## TASK STATEMENT
All lines of the entries with "JSON" in them must be listed.
BEGIN
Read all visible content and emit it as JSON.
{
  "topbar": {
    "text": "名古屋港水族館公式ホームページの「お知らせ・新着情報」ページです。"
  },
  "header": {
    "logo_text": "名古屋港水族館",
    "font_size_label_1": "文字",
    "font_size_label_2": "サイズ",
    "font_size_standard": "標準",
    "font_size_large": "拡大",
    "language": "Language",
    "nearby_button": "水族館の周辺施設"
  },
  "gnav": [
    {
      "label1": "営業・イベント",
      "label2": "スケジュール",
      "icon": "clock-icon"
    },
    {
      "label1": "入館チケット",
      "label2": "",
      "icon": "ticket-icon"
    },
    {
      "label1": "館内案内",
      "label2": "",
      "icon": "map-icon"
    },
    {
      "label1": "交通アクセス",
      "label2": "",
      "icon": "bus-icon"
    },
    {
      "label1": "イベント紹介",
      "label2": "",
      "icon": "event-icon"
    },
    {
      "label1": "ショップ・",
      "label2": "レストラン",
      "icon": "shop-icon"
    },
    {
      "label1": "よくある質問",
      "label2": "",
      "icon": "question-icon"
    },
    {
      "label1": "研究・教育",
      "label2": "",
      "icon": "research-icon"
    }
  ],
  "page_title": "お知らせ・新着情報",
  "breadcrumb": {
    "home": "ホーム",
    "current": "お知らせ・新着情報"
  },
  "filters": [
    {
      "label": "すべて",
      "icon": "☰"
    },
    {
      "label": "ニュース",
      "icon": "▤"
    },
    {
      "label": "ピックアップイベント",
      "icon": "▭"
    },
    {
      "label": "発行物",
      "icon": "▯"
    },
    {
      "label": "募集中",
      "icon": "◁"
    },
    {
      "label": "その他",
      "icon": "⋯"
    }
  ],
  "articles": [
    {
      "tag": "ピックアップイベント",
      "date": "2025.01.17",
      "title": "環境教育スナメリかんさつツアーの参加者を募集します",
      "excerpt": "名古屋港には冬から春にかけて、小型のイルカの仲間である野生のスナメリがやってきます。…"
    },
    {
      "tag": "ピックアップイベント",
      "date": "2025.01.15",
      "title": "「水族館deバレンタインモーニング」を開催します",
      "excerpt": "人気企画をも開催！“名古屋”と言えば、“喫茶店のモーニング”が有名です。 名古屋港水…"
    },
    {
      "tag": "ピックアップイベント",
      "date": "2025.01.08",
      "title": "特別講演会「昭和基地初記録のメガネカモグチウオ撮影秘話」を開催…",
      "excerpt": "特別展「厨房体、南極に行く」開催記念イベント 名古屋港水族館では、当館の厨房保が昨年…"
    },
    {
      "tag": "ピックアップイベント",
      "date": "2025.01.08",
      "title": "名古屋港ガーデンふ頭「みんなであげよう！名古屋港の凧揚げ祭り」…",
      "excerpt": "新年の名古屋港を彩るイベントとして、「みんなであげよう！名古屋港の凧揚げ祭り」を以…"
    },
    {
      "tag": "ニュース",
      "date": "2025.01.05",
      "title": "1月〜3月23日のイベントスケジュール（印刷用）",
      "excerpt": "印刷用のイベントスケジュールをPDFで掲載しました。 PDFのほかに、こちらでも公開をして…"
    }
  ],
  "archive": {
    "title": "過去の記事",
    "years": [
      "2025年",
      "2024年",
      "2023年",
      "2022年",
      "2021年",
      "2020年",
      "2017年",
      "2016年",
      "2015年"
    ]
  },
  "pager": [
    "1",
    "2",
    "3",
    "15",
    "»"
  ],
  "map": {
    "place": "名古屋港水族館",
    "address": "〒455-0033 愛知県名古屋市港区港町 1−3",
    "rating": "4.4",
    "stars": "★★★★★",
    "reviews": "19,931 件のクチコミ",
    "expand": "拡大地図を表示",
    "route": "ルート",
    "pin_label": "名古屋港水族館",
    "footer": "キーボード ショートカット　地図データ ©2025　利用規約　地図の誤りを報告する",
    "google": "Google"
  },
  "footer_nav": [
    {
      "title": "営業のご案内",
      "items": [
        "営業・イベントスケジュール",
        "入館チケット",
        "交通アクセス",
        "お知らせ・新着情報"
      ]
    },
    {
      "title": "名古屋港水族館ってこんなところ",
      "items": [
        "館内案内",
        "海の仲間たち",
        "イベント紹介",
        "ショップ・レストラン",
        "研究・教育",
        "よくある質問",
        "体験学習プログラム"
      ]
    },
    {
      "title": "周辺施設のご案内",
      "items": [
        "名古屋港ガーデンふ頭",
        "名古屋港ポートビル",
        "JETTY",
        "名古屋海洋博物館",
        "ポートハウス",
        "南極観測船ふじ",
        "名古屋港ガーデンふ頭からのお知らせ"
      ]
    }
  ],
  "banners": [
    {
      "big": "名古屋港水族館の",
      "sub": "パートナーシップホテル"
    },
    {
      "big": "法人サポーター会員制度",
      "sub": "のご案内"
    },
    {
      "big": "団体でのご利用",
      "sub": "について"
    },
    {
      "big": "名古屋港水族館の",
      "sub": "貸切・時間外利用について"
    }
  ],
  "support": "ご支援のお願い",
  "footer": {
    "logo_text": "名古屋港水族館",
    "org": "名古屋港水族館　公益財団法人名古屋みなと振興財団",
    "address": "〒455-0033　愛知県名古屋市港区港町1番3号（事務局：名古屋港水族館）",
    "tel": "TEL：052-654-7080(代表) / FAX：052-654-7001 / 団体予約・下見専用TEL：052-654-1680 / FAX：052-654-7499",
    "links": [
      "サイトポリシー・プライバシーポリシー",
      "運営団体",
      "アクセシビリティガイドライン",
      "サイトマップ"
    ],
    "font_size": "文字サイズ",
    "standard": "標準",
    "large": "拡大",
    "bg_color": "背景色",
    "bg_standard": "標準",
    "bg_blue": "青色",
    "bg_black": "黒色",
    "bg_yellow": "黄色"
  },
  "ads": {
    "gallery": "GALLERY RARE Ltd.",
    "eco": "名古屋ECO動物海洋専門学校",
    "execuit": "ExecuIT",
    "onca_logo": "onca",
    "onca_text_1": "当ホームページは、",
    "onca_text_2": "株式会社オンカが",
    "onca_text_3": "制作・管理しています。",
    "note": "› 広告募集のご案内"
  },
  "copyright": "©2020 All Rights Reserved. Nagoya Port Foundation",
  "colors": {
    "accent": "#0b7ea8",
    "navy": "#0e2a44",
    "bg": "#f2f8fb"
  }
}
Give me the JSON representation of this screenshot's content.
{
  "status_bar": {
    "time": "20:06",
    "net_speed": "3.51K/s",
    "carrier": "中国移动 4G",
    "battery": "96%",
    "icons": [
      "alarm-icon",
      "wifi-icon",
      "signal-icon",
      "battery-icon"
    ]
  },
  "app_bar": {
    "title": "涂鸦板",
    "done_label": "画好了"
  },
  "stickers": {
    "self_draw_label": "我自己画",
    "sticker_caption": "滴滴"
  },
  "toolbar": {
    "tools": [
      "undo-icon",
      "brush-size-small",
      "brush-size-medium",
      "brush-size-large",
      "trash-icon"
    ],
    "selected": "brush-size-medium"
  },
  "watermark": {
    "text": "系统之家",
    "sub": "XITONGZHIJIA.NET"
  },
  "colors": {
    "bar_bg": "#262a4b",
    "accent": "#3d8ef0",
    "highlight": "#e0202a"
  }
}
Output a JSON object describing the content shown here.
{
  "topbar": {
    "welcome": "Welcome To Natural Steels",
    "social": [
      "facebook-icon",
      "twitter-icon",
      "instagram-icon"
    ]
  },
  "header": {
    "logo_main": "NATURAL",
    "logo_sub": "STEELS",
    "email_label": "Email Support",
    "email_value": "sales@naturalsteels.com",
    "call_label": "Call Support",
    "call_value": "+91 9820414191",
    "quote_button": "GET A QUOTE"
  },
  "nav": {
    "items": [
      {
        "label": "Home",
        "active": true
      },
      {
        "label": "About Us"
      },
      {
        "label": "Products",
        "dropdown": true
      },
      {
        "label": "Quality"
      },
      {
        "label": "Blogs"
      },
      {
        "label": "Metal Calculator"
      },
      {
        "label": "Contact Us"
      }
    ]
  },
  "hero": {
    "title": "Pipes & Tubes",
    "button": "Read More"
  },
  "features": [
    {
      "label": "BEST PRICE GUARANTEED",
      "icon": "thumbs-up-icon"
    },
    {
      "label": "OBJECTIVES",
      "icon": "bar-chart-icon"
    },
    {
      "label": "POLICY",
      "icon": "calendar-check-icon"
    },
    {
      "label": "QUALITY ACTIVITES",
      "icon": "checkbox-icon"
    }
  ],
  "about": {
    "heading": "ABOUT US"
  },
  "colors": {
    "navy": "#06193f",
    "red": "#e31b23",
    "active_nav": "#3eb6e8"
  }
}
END
## EXERCISE RESULT
Read all visible content and emit it as JSON.
Give me the JSON representation of this screenshot's content.
Output a JSON object describing the content shown here.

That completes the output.